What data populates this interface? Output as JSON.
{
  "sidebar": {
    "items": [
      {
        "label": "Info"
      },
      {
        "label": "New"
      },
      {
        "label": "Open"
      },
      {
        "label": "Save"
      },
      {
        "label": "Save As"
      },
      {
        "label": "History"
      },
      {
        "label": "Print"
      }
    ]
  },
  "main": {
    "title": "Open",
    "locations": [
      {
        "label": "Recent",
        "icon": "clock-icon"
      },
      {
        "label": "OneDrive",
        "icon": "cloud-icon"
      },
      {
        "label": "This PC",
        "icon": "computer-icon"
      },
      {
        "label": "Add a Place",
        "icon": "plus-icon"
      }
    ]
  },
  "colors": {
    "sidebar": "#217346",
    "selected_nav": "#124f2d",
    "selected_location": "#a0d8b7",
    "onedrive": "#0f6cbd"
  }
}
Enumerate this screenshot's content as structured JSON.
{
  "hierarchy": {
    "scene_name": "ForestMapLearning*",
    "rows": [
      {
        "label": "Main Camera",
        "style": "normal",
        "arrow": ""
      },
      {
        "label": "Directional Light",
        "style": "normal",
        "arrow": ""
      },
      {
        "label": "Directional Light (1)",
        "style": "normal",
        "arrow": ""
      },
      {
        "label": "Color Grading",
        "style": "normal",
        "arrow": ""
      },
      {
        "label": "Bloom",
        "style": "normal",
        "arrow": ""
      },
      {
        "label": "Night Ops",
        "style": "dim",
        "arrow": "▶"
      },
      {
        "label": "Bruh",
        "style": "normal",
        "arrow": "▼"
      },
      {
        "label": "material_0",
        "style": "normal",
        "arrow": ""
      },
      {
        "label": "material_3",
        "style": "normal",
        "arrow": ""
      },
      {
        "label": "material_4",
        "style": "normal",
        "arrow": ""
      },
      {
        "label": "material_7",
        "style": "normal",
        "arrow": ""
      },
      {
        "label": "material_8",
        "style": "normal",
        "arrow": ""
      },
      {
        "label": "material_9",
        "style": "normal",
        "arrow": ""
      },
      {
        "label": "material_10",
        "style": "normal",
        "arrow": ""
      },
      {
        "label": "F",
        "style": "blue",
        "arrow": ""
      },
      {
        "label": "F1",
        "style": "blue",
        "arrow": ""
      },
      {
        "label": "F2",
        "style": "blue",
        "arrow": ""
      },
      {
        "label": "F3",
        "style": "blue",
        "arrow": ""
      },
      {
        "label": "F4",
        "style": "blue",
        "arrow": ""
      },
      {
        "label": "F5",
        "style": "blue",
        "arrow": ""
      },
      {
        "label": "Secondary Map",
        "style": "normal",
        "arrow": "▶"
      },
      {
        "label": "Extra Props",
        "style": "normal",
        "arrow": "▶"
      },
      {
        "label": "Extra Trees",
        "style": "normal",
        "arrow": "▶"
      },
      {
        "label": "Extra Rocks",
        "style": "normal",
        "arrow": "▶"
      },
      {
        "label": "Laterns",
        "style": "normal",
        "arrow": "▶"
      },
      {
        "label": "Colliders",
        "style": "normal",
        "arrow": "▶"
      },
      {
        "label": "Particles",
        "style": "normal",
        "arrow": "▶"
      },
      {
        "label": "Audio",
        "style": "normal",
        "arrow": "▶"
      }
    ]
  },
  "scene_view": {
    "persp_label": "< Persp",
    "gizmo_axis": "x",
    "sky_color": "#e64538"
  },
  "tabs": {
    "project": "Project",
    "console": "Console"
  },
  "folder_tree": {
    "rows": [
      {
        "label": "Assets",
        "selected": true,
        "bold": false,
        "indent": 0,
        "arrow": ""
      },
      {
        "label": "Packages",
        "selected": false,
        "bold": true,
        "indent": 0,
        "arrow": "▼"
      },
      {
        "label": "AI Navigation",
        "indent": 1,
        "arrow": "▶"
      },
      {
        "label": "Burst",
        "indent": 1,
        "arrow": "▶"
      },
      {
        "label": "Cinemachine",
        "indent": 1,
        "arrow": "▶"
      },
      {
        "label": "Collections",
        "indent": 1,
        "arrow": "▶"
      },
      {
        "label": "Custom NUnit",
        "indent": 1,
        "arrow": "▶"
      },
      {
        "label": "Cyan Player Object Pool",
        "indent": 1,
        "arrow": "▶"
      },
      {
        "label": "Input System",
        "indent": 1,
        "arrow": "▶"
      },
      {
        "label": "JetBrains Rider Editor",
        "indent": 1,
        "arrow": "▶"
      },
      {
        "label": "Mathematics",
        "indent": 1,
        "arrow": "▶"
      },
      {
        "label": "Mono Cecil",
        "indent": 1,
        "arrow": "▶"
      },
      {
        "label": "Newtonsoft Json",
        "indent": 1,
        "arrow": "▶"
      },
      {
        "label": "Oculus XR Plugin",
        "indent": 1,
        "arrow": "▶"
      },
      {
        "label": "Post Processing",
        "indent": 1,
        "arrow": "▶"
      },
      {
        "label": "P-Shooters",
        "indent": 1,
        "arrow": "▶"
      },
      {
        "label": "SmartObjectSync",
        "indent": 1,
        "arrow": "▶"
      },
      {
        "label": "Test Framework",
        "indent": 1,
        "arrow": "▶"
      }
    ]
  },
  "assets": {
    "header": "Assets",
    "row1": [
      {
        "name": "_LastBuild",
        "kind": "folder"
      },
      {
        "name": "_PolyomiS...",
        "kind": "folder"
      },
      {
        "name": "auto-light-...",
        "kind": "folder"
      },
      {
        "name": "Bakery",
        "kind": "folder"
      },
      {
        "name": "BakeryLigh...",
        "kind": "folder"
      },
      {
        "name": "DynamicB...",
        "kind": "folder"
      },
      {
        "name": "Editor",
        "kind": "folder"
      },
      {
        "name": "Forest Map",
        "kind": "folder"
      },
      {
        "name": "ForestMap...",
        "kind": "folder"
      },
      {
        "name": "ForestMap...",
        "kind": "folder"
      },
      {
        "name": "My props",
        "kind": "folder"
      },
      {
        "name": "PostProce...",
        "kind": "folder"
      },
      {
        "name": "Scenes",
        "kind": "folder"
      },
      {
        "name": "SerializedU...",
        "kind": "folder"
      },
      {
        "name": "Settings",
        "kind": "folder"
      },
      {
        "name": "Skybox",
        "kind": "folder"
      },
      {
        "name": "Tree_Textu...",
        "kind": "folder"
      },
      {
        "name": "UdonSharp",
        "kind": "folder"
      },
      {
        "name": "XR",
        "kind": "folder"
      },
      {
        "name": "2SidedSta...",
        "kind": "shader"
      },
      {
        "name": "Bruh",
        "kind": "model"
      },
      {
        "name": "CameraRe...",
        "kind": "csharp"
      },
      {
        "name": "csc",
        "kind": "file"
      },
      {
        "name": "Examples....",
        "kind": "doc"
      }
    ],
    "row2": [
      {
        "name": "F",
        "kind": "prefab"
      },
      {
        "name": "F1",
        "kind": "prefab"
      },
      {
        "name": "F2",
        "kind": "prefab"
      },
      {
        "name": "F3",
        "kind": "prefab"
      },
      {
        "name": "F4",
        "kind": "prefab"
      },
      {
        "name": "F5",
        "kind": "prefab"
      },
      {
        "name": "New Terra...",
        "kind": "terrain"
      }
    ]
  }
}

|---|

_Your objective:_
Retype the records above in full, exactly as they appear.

_Solution to the problem:_
What data populates this interface? Output as JSON.
{
  "sidebar": {
    "items": [
      {
        "label": "Info"
      },
      {
        "label": "New"
      },
      {
        "label": "Open"
      },
      {
        "label": "Save"
      },
      {
        "label": "Save As"
      },
      {
        "label": "History"
      },
      {
        "label": "Print"
      }
    ]
  },
  "main": {
    "title": "Open",
    "locations": [
      {
        "label": "Recent",
        "icon": "clock-icon"
      },
      {
        "label": "OneDrive",
        "icon": "cloud-icon"
      },
      {
        "label": "This PC",
        "icon": "computer-icon"
      },
      {
        "label": "Add a Place",
        "icon": "plus-icon"
      }
    ]
  },
  "colors": {
    "sidebar": "#217346",
    "selected_nav": "#124f2d",
    "selected_location": "#a0d8b7",
    "onedrive": "#0f6cbd"
  }
}
Enumerate this screenshot's content as structured JSON.
{
  "hierarchy": {
    "scene_name": "ForestMapLearning*",
    "rows": [
      {
        "label": "Main Camera",
        "style": "normal",
        "arrow": ""
      },
      {
        "label": "Directional Light",
        "style": "normal",
        "arrow": ""
      },
      {
        "label": "Directional Light (1)",
        "style": "normal",
        "arrow": ""
      },
      {
        "label": "Color Grading",
        "style": "normal",
        "arrow": ""
      },
      {
        "label": "Bloom",
        "style": "normal",
        "arrow": ""
      },
      {
        "label": "Night Ops",
        "style": "dim",
        "arrow": "▶"
      },
      {
        "label": "Bruh",
        "style": "normal",
        "arrow": "▼"
      },
      {
        "label": "material_0",
        "style": "normal",
        "arrow": ""
      },
      {
        "label": "material_3",
        "style": "normal",
        "arrow": ""
      },
      {
        "label": "material_4",
        "style": "normal",
        "arrow": ""
      },
      {
        "label": "material_7",
        "style": "normal",
        "arrow": ""
      },
      {
        "label": "material_8",
        "style": "normal",
        "arrow": ""
      },
      {
        "label": "material_9",
        "style": "normal",
        "arrow": ""
      },
      {
        "label": "material_10",
        "style": "normal",
        "arrow": ""
      },
      {
        "label": "F",
        "style": "blue",
        "arrow": ""
      },
      {
        "label": "F1",
        "style": "blue",
        "arrow": ""
      },
      {
        "label": "F2",
        "style": "blue",
        "arrow": ""
      },
      {
        "label": "F3",
        "style": "blue",
        "arrow": ""
      },
      {
        "label": "F4",
        "style": "blue",
        "arrow": ""
      },
      {
        "label": "F5",
        "style": "blue",
        "arrow": ""
      },
      {
        "label": "Secondary Map",
        "style": "normal",
        "arrow": "▶"
      },
      {
        "label": "Extra Props",
        "style": "normal",
        "arrow": "▶"
      },
      {
        "label": "Extra Trees",
        "style": "normal",
        "arrow": "▶"
      },
      {
        "label": "Extra Rocks",
        "style": "normal",
        "arrow": "▶"
      },
      {
        "label": "Laterns",
        "style": "normal",
        "arrow": "▶"
      },
      {
        "label": "Colliders",
        "style": "normal",
        "arrow": "▶"
      },
      {
        "label": "Particles",
        "style": "normal",
        "arrow": "▶"
      },
      {
        "label": "Audio",
        "style": "normal",
        "arrow": "▶"
      }
    ]
  },
  "scene_view": {
    "persp_label": "< Persp",
    "gizmo_axis": "x",
    "sky_color": "#e64538"
  },
  "tabs": {
    "project": "Project",
    "console": "Console"
  },
  "folder_tree": {
    "rows": [
      {
        "label": "Assets",
        "selected": true,
        "bold": false,
        "indent": 0,
        "arrow": ""
      },
      {
        "label": "Packages",
        "selected": false,
        "bold": true,
        "indent": 0,
        "arrow": "▼"
      },
      {
        "label": "AI Navigation",
        "indent": 1,
        "arrow": "▶"
      },
      {
        "label": "Burst",
        "indent": 1,
        "arrow": "▶"
      },
      {
        "label": "Cinemachine",
        "indent": 1,
        "arrow": "▶"
      },
      {
        "label": "Collections",
        "indent": 1,
        "arrow": "▶"
      },
      {
        "label": "Custom NUnit",
        "indent": 1,
        "arrow": "▶"
      },
      {
        "label": "Cyan Player Object Pool",
        "indent": 1,
        "arrow": "▶"
      },
      {
        "label": "Input System",
        "indent": 1,
        "arrow": "▶"
      },
      {
        "label": "JetBrains Rider Editor",
        "indent": 1,
        "arrow": "▶"
      },
      {
        "label": "Mathematics",
        "indent": 1,
        "arrow": "▶"
      },
      {
        "label": "Mono Cecil",
        "indent": 1,
        "arrow": "▶"
      },
      {
        "label": "Newtonsoft Json",
        "indent": 1,
        "arrow": "▶"
      },
      {
        "label": "Oculus XR Plugin",
        "indent": 1,
        "arrow": "▶"
      },
      {
        "label": "Post Processing",
        "indent": 1,
        "arrow": "▶"
      },
      {
        "label": "P-Shooters",
        "indent": 1,
        "arrow": "▶"
      },
      {
        "label": "SmartObjectSync",
        "indent": 1,
        "arrow": "▶"
      },
      {
        "label": "Test Framework",
        "indent": 1,
        "arrow": "▶"
      }
    ]
  },
  "assets": {
    "header": "Assets",
    "row1": [
      {
        "name": "_LastBuild",
        "kind": "folder"
      },
      {
        "name": "_PolyomiS...",
        "kind": "folder"
      },
      {
        "name": "auto-light-...",
        "kind": "folder"
      },
      {
        "name": "Bakery",
        "kind": "folder"
      },
      {
        "name": "BakeryLigh...",
        "kind": "folder"
      },
      {
        "name": "DynamicB...",
        "kind": "folder"
      },
      {
        "name": "Editor",
        "kind": "folder"
      },
      {
        "name": "Forest Map",
        "kind": "folder"
      },
      {
        "name": "ForestMap...",
        "kind": "folder"
      },
      {
        "name": "ForestMap...",
        "kind": "folder"
      },
      {
        "name": "My props",
        "kind": "folder"
      },
      {
        "name": "PostProce...",
        "kind": "folder"
      },
      {
        "name": "Scenes",
        "kind": "folder"
      },
      {
        "name": "SerializedU...",
        "kind": "folder"
      },
      {
        "name": "Settings",
        "kind": "folder"
      },
      {
        "name": "Skybox",
        "kind": "folder"
      },
      {
        "name": "Tree_Textu...",
        "kind": "folder"
      },
      {
        "name": "UdonSharp",
        "kind": "folder"
      },
      {
        "name": "XR",
        "kind": "folder"
      },
      {
        "name": "2SidedSta...",
        "kind": "shader"
      },
      {
        "name": "Bruh",
        "kind": "model"
      },
      {
        "name": "CameraRe...",
        "kind": "csharp"
      },
      {
        "name": "csc",
        "kind": "file"
      },
      {
        "name": "Examples....",
        "kind": "doc"
      }
    ],
    "row2": [
      {
        "name": "F",
        "kind": "prefab"
      },
      {
        "name": "F1",
        "kind": "prefab"
      },
      {
        "name": "F2",
        "kind": "prefab"
      },
      {
        "name": "F3",
        "kind": "prefab"
      },
      {
        "name": "F4",
        "kind": "prefab"
      },
      {
        "name": "F5",
        "kind": "prefab"
      },
      {
        "name": "New Terra...",
        "kind": "terrain"
      }
    ]
  }
}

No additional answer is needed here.